> Description of the task
Gather every line of the entries that includes the word "your".

(Stored dataset items)
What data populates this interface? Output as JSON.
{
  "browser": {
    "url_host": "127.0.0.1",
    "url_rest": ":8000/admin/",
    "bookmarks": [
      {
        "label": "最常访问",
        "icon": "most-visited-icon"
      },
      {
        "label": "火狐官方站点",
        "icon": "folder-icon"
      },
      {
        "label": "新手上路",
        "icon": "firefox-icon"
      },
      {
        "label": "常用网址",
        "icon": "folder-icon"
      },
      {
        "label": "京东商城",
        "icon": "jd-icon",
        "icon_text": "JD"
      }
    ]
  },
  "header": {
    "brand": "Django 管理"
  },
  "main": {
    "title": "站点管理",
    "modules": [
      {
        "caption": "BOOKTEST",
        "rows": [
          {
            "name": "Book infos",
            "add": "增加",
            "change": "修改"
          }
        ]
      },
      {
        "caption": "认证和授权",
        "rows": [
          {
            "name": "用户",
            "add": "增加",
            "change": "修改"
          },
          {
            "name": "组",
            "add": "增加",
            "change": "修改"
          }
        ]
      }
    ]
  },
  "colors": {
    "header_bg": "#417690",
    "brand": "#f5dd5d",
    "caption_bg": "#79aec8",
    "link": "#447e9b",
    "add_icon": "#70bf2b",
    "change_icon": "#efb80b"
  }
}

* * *

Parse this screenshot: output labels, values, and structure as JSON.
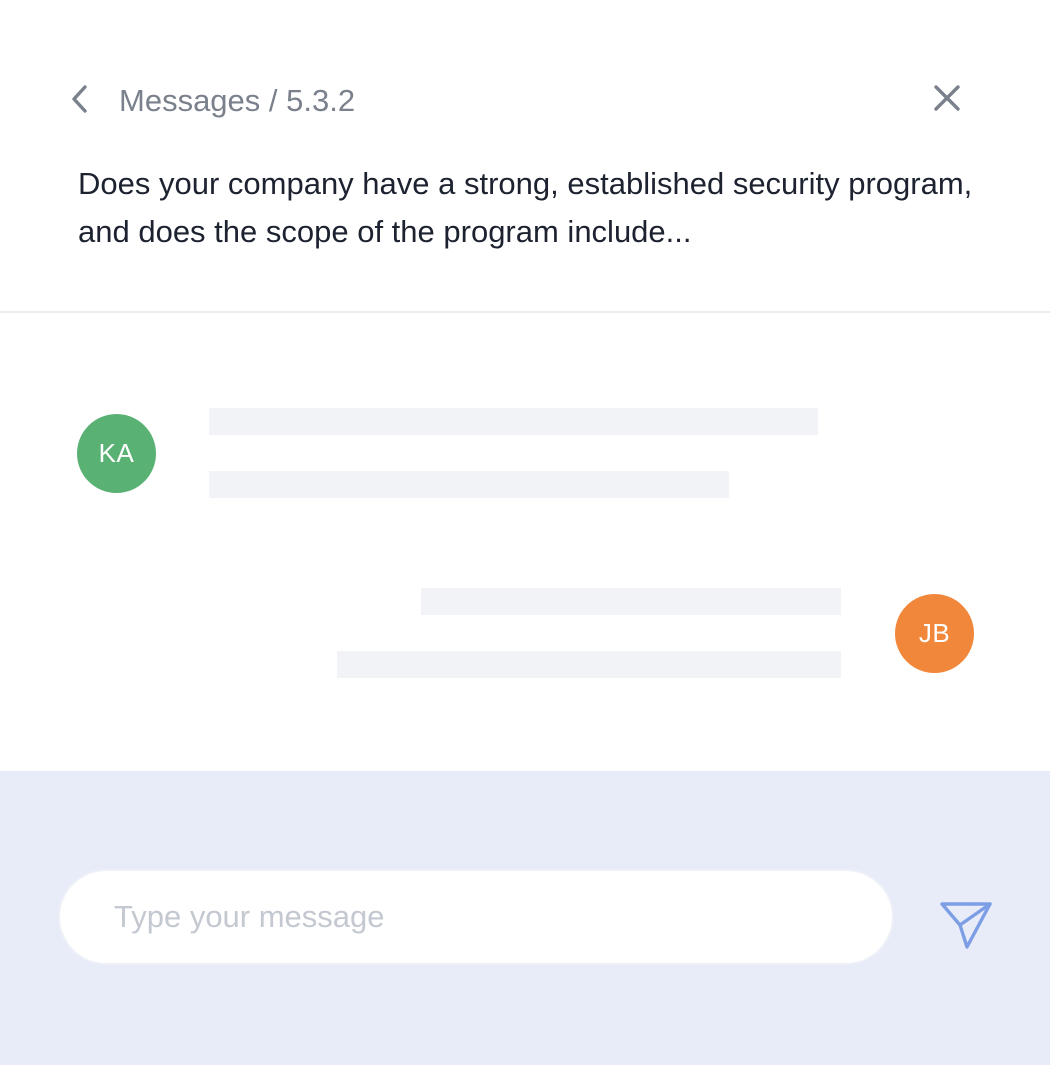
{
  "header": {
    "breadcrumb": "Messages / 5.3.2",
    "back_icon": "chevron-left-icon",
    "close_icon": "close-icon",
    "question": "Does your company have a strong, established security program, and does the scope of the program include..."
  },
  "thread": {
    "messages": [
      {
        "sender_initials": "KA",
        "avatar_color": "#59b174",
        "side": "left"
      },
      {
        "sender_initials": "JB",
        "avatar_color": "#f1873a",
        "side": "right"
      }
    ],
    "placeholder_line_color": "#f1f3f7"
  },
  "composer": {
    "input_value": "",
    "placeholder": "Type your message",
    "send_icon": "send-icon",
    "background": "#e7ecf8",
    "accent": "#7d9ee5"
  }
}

> Result of this task
    "question": "Does your company have a strong, established security program, and does the scope of the program include..."
    "placeholder": "Type your message",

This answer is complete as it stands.